Being the slightly naïve American that I am, I started taking out my wallet to see if he would accept my cash instead, but Mariia cautioned me to stop. The taxi driver took out some of his own money and thrust it towards Mariia, but she put her hands behind her back and refused to touch it. The two of them continued to talk back and forth for a few minutes until Mariia told me to get out of the car.

Mariia and I both exited the taxi and so did the driver. Mariia filled me in on their exchange outside of the car afterwards:

 

“So you’re not going to pay me?!” the taxi driver yelled

 

“We are trying to pay you but you won’t accept our money!” Mariia said back. She then started waving and yelling to passing cars, trying to get their attention in attempt to show the taxi driver that there were witnesses around.

We quickly turned and started walking to the friend’s apartment, glancing back at the taxi every so often. The driver stood outside of the car for a few minutes before getting back in and driving away. Mariia explained to me that when the driver was pushing his money at her, he was trying to get her to “feel the difference” between his money and hers to somehow prove that her money was fake. She told me that one of her friends had a similar experience with a taxi driver in Beijing…. when the friend reached out to touch the driver’s money he took the money from her hands and put his money into hers, then blamed her for trying to pay with the fake bills that were originally his.

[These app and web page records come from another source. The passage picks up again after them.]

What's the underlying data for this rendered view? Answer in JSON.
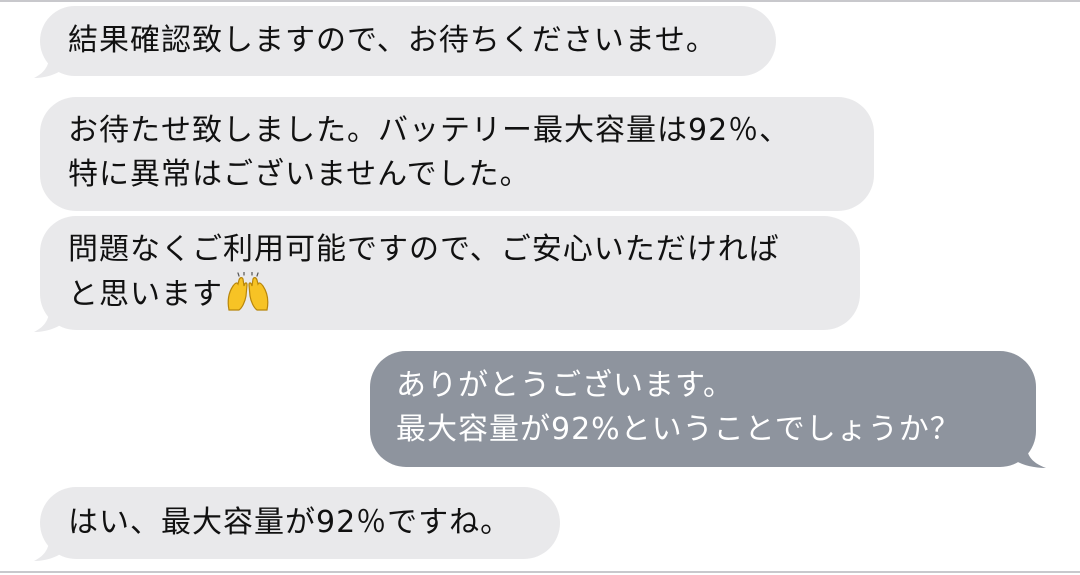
{
  "conversation": {
    "messages": [
      {
        "side": "received",
        "lines": [
          "結果確認致しますので、お待ちくださいませ。"
        ]
      },
      {
        "side": "received",
        "lines": [
          "お待たせ致しました。バッテリー最大容量は92％、",
          "特に異常はございませんでした。"
        ]
      },
      {
        "side": "received",
        "lines": [
          "問題なくご利用可能ですので、ご安心いただければ",
          "と思います"
        ],
        "emoji": "raising-hands-emoji"
      },
      {
        "side": "sent",
        "lines": [
          "ありがとうございます。",
          "最大容量が92%ということでしょうか？"
        ]
      },
      {
        "side": "received",
        "lines": [
          "はい、最大容量が92％ですね。"
        ]
      }
    ]
  },
  "colors": {
    "received_bubble": "#e9e9eb",
    "sent_bubble": "#8e949e",
    "received_text": "#111111",
    "sent_text": "#ffffff"
  }
}
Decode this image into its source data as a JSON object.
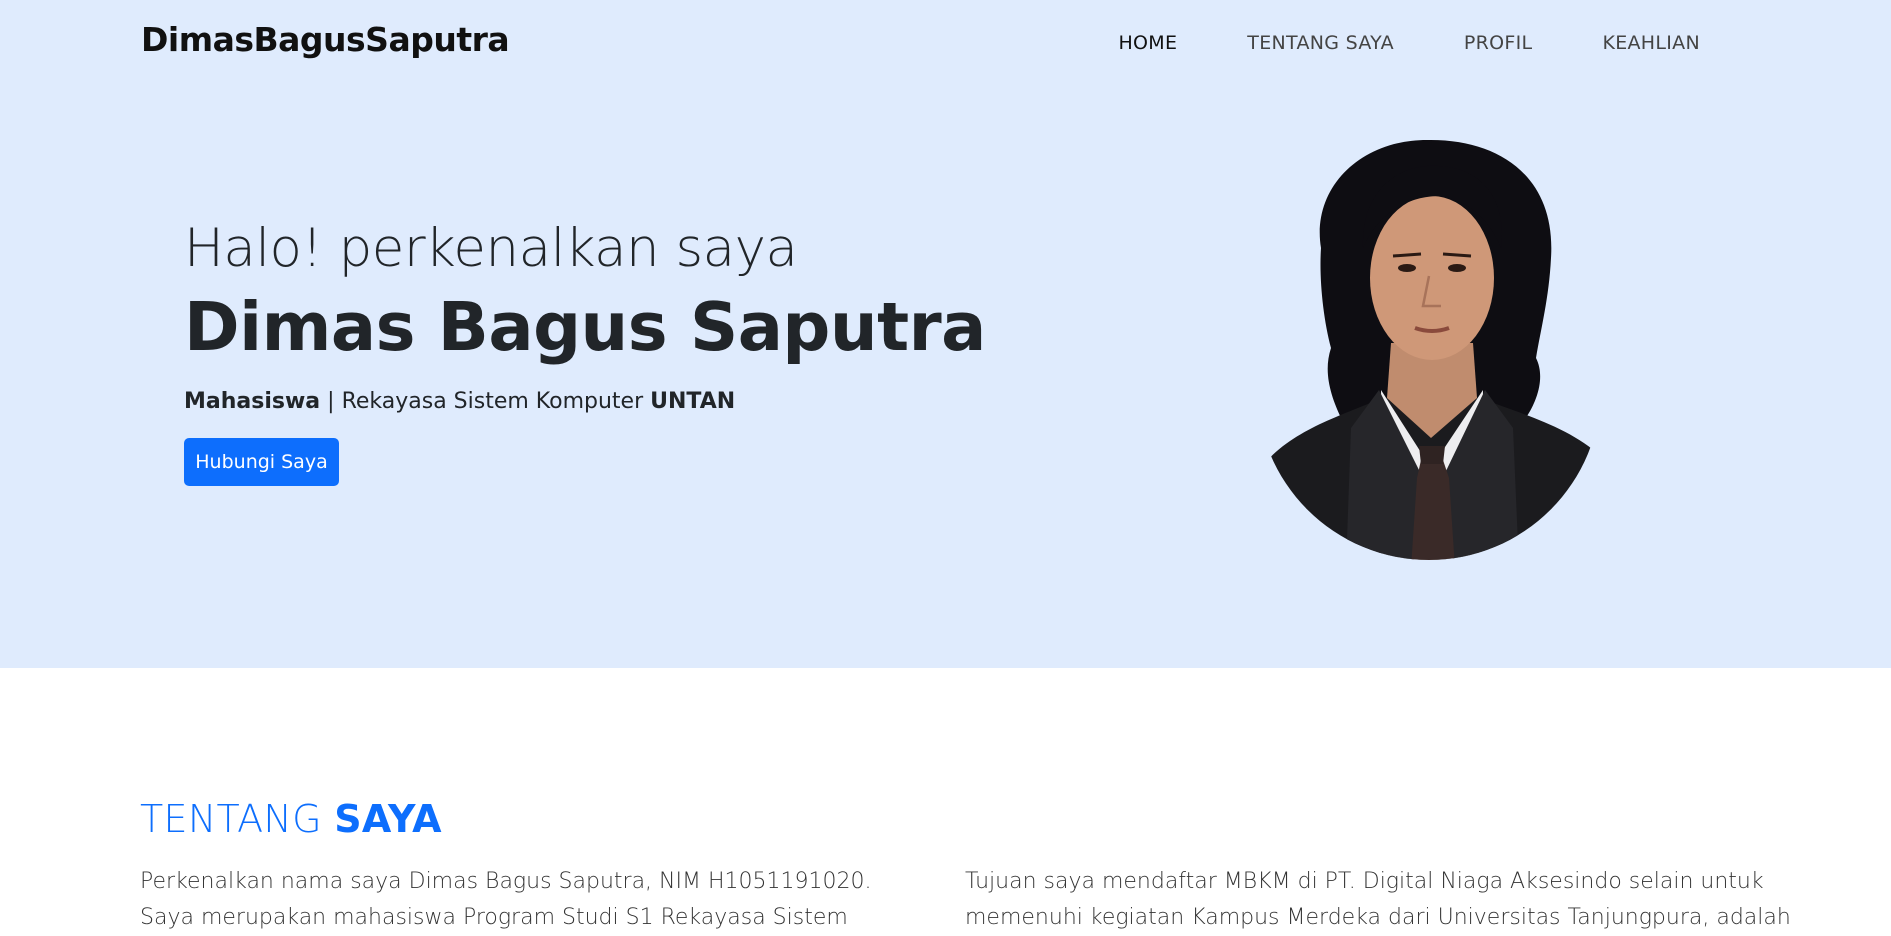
{
  "brand": "DimasBagusSaputra",
  "nav": {
    "home": "HOME",
    "about": "TENTANG SAYA",
    "profile": "PROFIL",
    "skills": "KEAHLIAN"
  },
  "hero": {
    "greeting": "Halo! perkenalkan saya",
    "name": "Dimas Bagus Saputra",
    "role_bold": "Mahasiswa",
    "separator": " | ",
    "program": "Rekayasa Sistem Komputer ",
    "university": "UNTAN",
    "button": "Hubungi Saya"
  },
  "about": {
    "title_light": "TENTANG ",
    "title_bold": "SAYA",
    "left_line1": "Perkenalkan nama saya Dimas Bagus Saputra, NIM H1051191020.",
    "left_line2": "Saya merupakan mahasiswa Program Studi S1 Rekayasa Sistem",
    "right_line1": "Tujuan saya mendaftar MBKM di PT. Digital Niaga Aksesindo selain untuk",
    "right_line2": "memenuhi kegiatan Kampus Merdeka dari Universitas Tanjungpura, adalah"
  },
  "colors": {
    "hero_bg": "#dfebfd",
    "accent": "#0d6efd",
    "text": "#212529"
  }
}
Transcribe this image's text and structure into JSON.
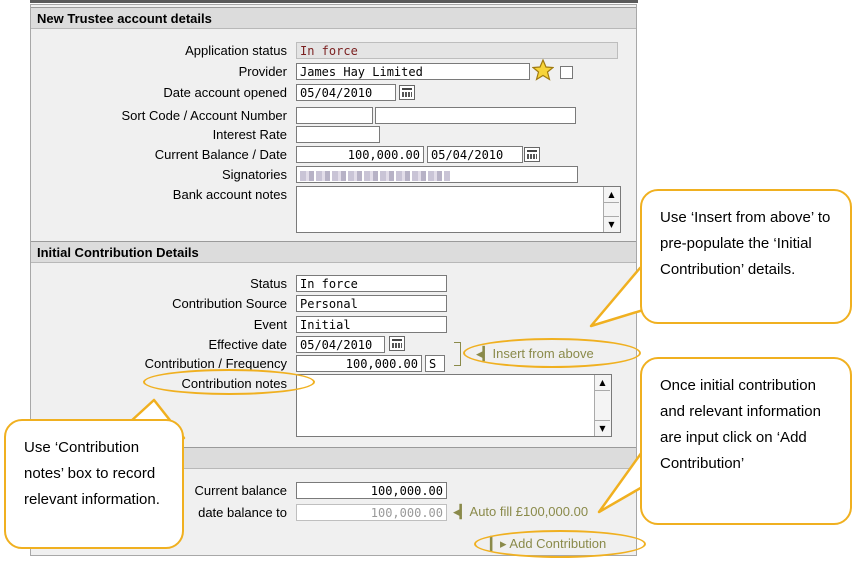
{
  "trustee": {
    "title": "New Trustee account details",
    "application_status_label": "Application status",
    "application_status_value": "In force",
    "provider_label": "Provider",
    "provider_value": "James Hay Limited",
    "date_opened_label": "Date account opened",
    "date_opened_value": "05/04/2010",
    "sort_code_label": "Sort Code / Account Number",
    "sort_code_value": "",
    "account_number_value": "",
    "interest_rate_label": "Interest Rate",
    "interest_rate_value": "",
    "balance_label": "Current Balance / Date",
    "balance_value": "100,000.00",
    "balance_date_value": "05/04/2010",
    "signatories_label": "Signatories",
    "bank_notes_label": "Bank account notes"
  },
  "contribution": {
    "title": "Initial Contribution Details",
    "status_label": "Status",
    "status_value": "In force",
    "source_label": "Contribution Source",
    "source_value": "Personal",
    "event_label": "Event",
    "event_value": "Initial",
    "effective_date_label": "Effective date",
    "effective_date_value": "05/04/2010",
    "freq_label": "Contribution / Frequency",
    "amount_value": "100,000.00",
    "frequency_value": "S",
    "insert_link": "Insert from above",
    "notes_label": "Contribution notes"
  },
  "balance": {
    "current_label": "Current balance",
    "current_value": "100,000.00",
    "update_label": "date balance to",
    "update_value": "100,000.00",
    "autofill_link": "Auto fill £100,000.00",
    "add_link": "Add Contribution"
  },
  "callouts": {
    "insert": "Use ‘Insert from above’ to pre-populate the ‘Initial Contribution’ details.",
    "add": "Once initial contribution and relevant information are input click on ‘Add Contribution’",
    "notes": "Use ‘Contribution notes’ box to record relevant information."
  },
  "colors": {
    "highlight": "#f0b020",
    "link": "#8a8a4a",
    "readonly_text": "#7a1f1f"
  },
  "icons": {
    "favourite": "star-icon",
    "calendar": "calendar-icon"
  }
}
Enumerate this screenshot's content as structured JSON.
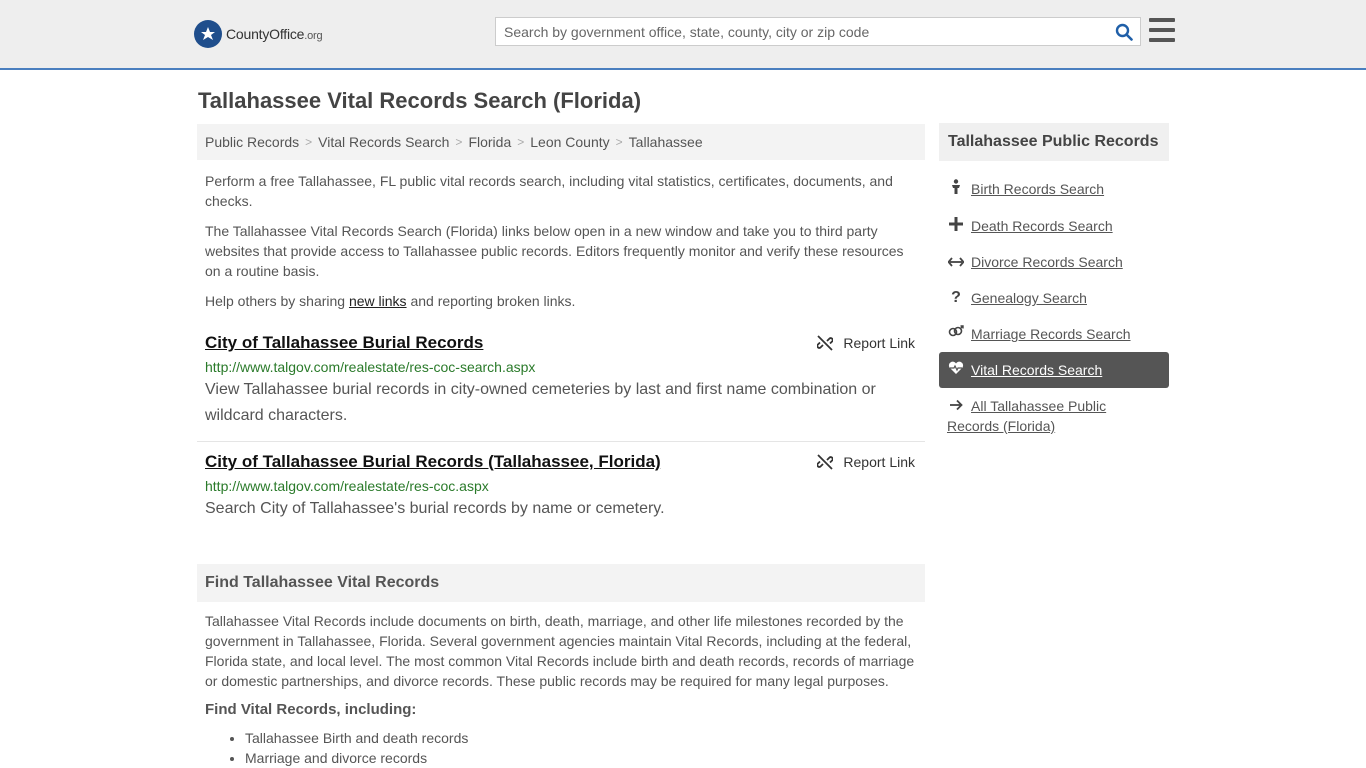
{
  "header": {
    "logo_name": "CountyOffice",
    "logo_suffix": ".org",
    "search_placeholder": "Search by government office, state, county, city or zip code"
  },
  "page": {
    "title": "Tallahassee Vital Records Search (Florida)"
  },
  "breadcrumb": [
    "Public Records",
    "Vital Records Search",
    "Florida",
    "Leon County",
    "Tallahassee"
  ],
  "intro": {
    "p1": "Perform a free Tallahassee, FL public vital records search, including vital statistics, certificates, documents, and checks.",
    "p2": "The Tallahassee Vital Records Search (Florida) links below open in a new window and take you to third party websites that provide access to Tallahassee public records. Editors frequently monitor and verify these resources on a routine basis.",
    "p3_before": "Help others by sharing ",
    "p3_link": "new links",
    "p3_after": " and reporting broken links."
  },
  "results": [
    {
      "title": "City of Tallahassee Burial Records",
      "url": "http://www.talgov.com/realestate/res-coc-search.aspx",
      "desc": "View Tallahassee burial records in city-owned cemeteries by last and first name combination or wildcard characters.",
      "report": "Report Link"
    },
    {
      "title": "City of Tallahassee Burial Records (Tallahassee, Florida)",
      "url": "http://www.talgov.com/realestate/res-coc.aspx",
      "desc": "Search City of Tallahassee's burial records by name or cemetery.",
      "report": "Report Link"
    }
  ],
  "find": {
    "heading": "Find Tallahassee Vital Records",
    "body": "Tallahassee Vital Records include documents on birth, death, marriage, and other life milestones recorded by the government in Tallahassee, Florida. Several government agencies maintain Vital Records, including at the federal, Florida state, and local level. The most common Vital Records include birth and death records, records of marriage or domestic partnerships, and divorce records. These public records may be required for many legal purposes.",
    "subheading": "Find Vital Records, including:",
    "bullets": [
      "Tallahassee Birth and death records",
      "Marriage and divorce records"
    ]
  },
  "sidebar": {
    "heading": "Tallahassee Public Records",
    "items": [
      {
        "label": "Birth Records Search",
        "icon": "person-icon"
      },
      {
        "label": "Death Records Search",
        "icon": "cross-icon"
      },
      {
        "label": "Divorce Records Search",
        "icon": "arrows-icon"
      },
      {
        "label": "Genealogy Search",
        "icon": "question-icon"
      },
      {
        "label": "Marriage Records Search",
        "icon": "gender-icon"
      },
      {
        "label": "Vital Records Search",
        "icon": "heart-icon",
        "active": true
      },
      {
        "label": "All Tallahassee Public Records (Florida)",
        "icon": "arrow-right-icon"
      }
    ]
  },
  "colors": {
    "header_bg": "#eeeeee",
    "header_border": "#4a7fbf",
    "url_green": "#2a7a2a",
    "active_bg": "#555555",
    "search_icon": "#1f5fa8"
  }
}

So, thanks to Mariia’s memory and quick thinking, we avoided a potentially worse situation.

M&M: 1

Taxi Driver: 0